I don't doubt that all that's true. But when I started reading SF all those years ago, I wasn't looking for literary quality or a sophisticated writing style, much less up-to-date scientific knowledge. I was looking for fast-paced stories, and if the cover of the magazine or book I bought had a scantily clad babe on the cover, so much the better.

One of the writers whose stories were everywhere in the 1950s was Murray Leinster, and my favorite purchase of the convention is the copy of a new collection from Baen Books pictured here. Leinster wasn't a stylist, and he wasn't aiming to create literature. But he could sure tell a story. "A Logic Named Joe" is a fine example, and so are novels like The Pirates of Zan (which is included in the collection). I've read everything in the book already, and I have copies of everything in other editions. Nevertheless I had to have this new one, and I'll probably read everything in it all over again. Baen Books has another Leinster collection, with at least one more to come. Which I think is great.

My question is, where do kids these days go for that old sense of wonder? Probably not to works with literary quality or sophisticated style. Maybe media tie-ins sell so well because they hark back to the older kind of SF. But what do I know?

Sunday, August 21, 2005

Dennis Lynds, R. I. P.

I walked in the house from ArmadilloCon, turned on the computer, and surfed to Ed Gorman's Blog, where I found this. It really took the breath out of me. I met Dennis Lynds at a Bouchercon years ago in San Francisco, where I was on a panel with him and his wife, Gayle. He signed a couple of my Belmont Shadow novels and we talked a little about his work. I'd started reading him with the publication of the first Dan Fortune novel and continued ever since. I always looked forward to seeing him at Bouchercon, and in fact I was on a panel again with him in Toronto just last year. I'm still trying to absorb the news that he's gone, and my sympathies go out to Gayle and his family.
Mystery Novelist Dennis Lynds Dies at 81

The Associated Press
Sunday, August 21, 2005; 1:36 AM

LOS ANGELES -- Dennis Lynds, whose tautly written mysteries featuring the one-armed Dan Fortune were praised for reflecting contemporary political and social issues, has died. He was 81.

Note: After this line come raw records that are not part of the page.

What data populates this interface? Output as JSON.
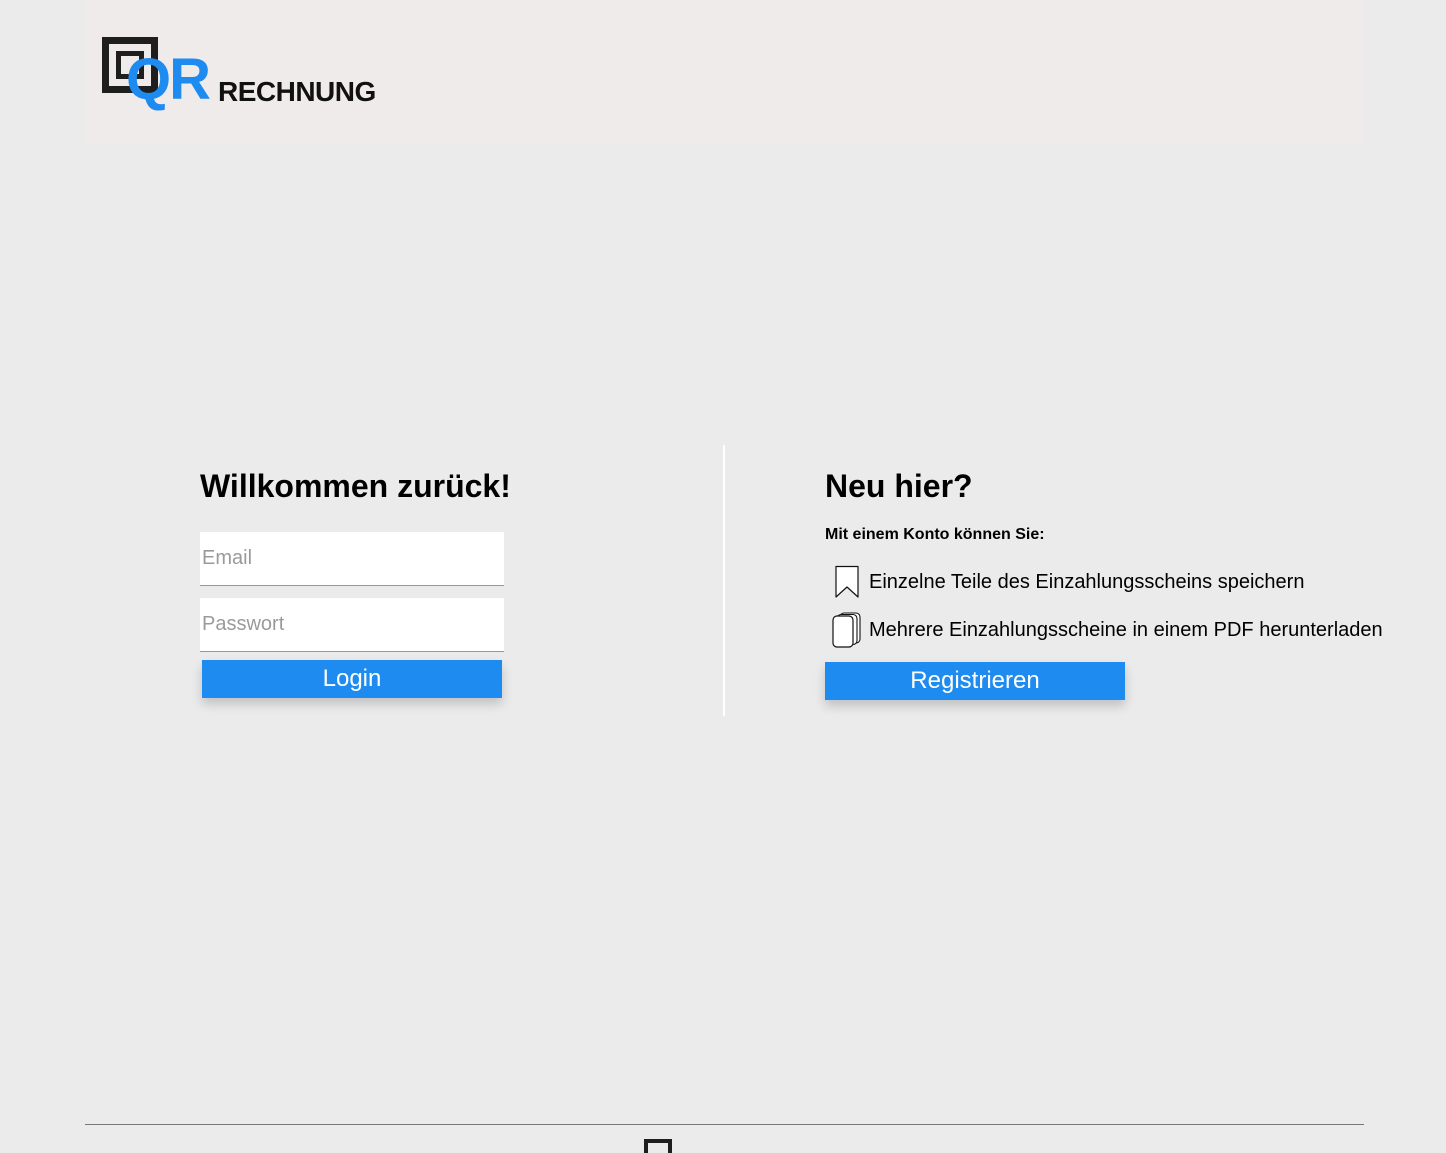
{
  "brand": {
    "logo_qr": "QR",
    "logo_rechnung": "RECHNUNG",
    "accent_color": "#1e8bf0"
  },
  "login": {
    "title": "Willkommen zurück!",
    "email_placeholder": "Email",
    "password_placeholder": "Passwort",
    "button_label": "Login"
  },
  "register": {
    "title": "Neu hier?",
    "subtitle": "Mit einem Konto können Sie:",
    "benefits": [
      {
        "icon": "bookmark-icon",
        "text": "Einzelne Teile des Einzahlungsscheins speichern"
      },
      {
        "icon": "documents-stack-icon",
        "text": "Mehrere Einzahlungsscheine in einem PDF herunterladen"
      }
    ],
    "button_label": "Registrieren"
  }
}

Lynds, who wrote under the name Michael Collins, among others, died Friday at a San Francisco hospital from septic shock caused by bowel necrosis and multiorgan failure, Mark Powning, an investigator with the medical examiner's office, said Saturday.

Lynds collapsed Thursday in the parking lot of the University of California, San Francisco, Medical Center while trying to visit his eldest daughter, who had been hospitalized there, said Kathleen Sharp, a family friend.

He died the next day at San Francisco General Hospital, Powning said.

Sharp said the author, who lived in Santa Barbara, had been ill for some time and had undergone several surgeries for a stomach condition.

In a career spanning more than four decades, Lynds wrote more than 80 novels and short stories, according to his Web site.

The first Dan Fortune novel, "Act of Fear," was published in 1967 and won the Mystery Writers of America's Edgar Award for best first novel. The last novel in the series, "Fortune's World," was published in 2000.

The Fortune novels were praised for their writing and for their willingness to reflect on contemporary political and social controversies.

"I write mysteries to say something, not just for entertainment," Lynds told the Santa Barbara News-Press in 1982.

Lynds was born in New York and moved to Santa Barbara in 1965.
© 2005 The Associated Press